Cypher’s human, with a soul, and, presumably, a conscience yet chooses to murder all the humans who know and trust him.

He’s a bit too happy pulling the plug on his friends, to be honest. He’s creepily cheerful. Or cheerfully creepy. Whatever. *shudders* He makes a deal to do them in, without hesitation, in exchange for being plugged back into the Matrix to live out his life in ignorance (with a virtual steak and some serious cash). Bad? Definitely. Evil? Yes. Villain? Not sure. I think so but others might not agree.

Smith is obvious. Very clear in his intentions. He’s out to get these rebels who are trying to free mankind from enslavement.

Cypher is insidious. He hangs with the group. He lives, eats, sleeps, and, seemingly, works with them. Until we learn that he doesn’t. He’s planning to kill them and turn Morpheus over to the enemy. Basically, he’s a despicable, double-crossing, treacherous traitor.

Dante saves a special place in hell for traitors—the ninth circle (where the most wicked of the sinners reside).

I wouldn’t enjoy Smith popping up all over the place trying to kill me but, frankly, I’d rather see the knife coming, you know? Et tu, Brute?

What makes a villain? Their degree of evil or the conflict they create? Is a villain simply someone who stands in the way of the hero? If so, both Agent Smith and Cypher qualify. Not to mention all the minions (“Sentinels” in The Matrix). Which brings me to another point…
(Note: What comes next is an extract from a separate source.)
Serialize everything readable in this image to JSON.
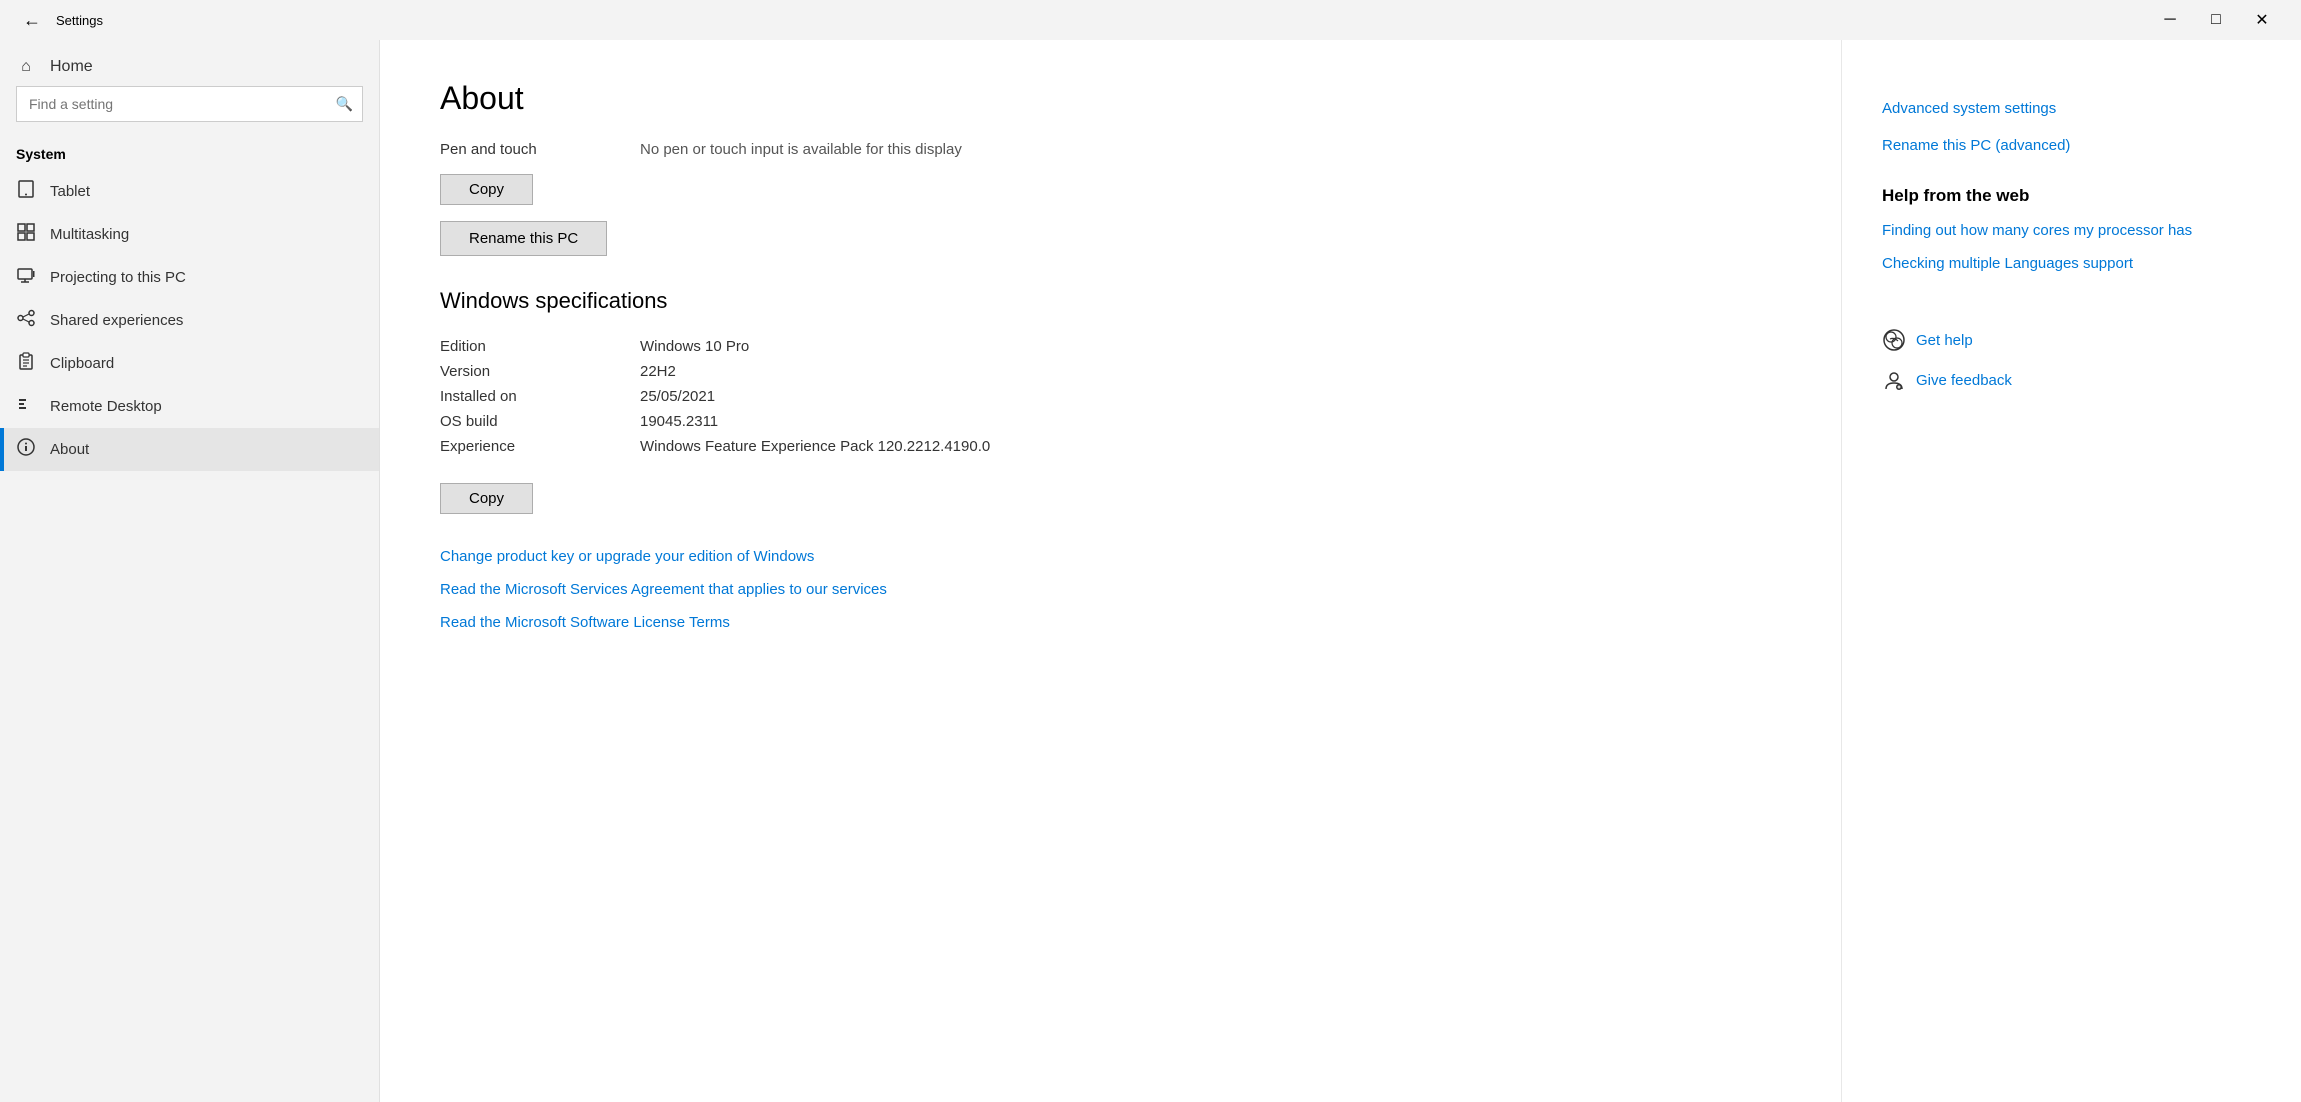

Sentinels? Stormtroopers? Death Eaters? Peacekeepers? Orcs? Are they villains? Must a character have intelligence or hold some sort of power (or all the power) in order to be considered a villain? So many questions, so little space.

I’ll leave you to ponder. Or perhaps just drop a rude comment below. No, please don’t do that. I’ll send my villainous minions after you. I have hundreds and they know where you blog.

 

Villain 2016 Banners

 

This post is part of The Great Villain Blogathon hosted by Speakeasy, Silver Screenings, and Shadows and Satin#Villains2016

Don’t miss my next installment of *cue music* VILLAINS2016! (I’ll link to it here after I post because I am but a feeble, non-techie human and do not have power yet over the Matrix.)

  • Special thanks to Silver Screenings for allowing me to get all philosophical with my entries. Seriously, thank you for letting me play. (Also, she made all the beautiful banners you’ll see around. *holds up ‘applause’ sign*)

 

Philosophy, Families, and Kindness

 

Last week, while reading a history book with my son, we saw a sidebar about Confucius stating that he advocated family loyalty and kindness.

This confused my son. He asked about unkindness within families.

I debated what to say.ThoughtBubble

I don’t put rose-colored glasses on my children. The world is not pink.

However, there is only so much information they need. When one of my boys asks me something, there is a split second where my mind quickly determines how to answer by factoring in his chronological age, his emotional age, and his sensitivity. I go from there.

So, with my 8-yr-old, I simply said, “Some families treat each other badly. They are…not very nice to each other.”

To which he cried and said, “Like if you don’t get a birthday card from your parents? Because that would be awful. Cards are a wish for good things and, I don’t know, it means ‘I love you’ and ‘I’m thinking of you’.”

I stared.

He continued, “So ‘unkind’ like if your father never wrote you a card?”

Yes. Just like that.

Can I bottle this innocent beauty? Just for a few more years…

 

Handwritten Notes

A typical note for my kids.

If, for my son, not ever receiving a handwritten note is what it means for family to be cruel,
I’m not going to correct him. Not right now.

 

My Sunday thoughts in 200 words or less.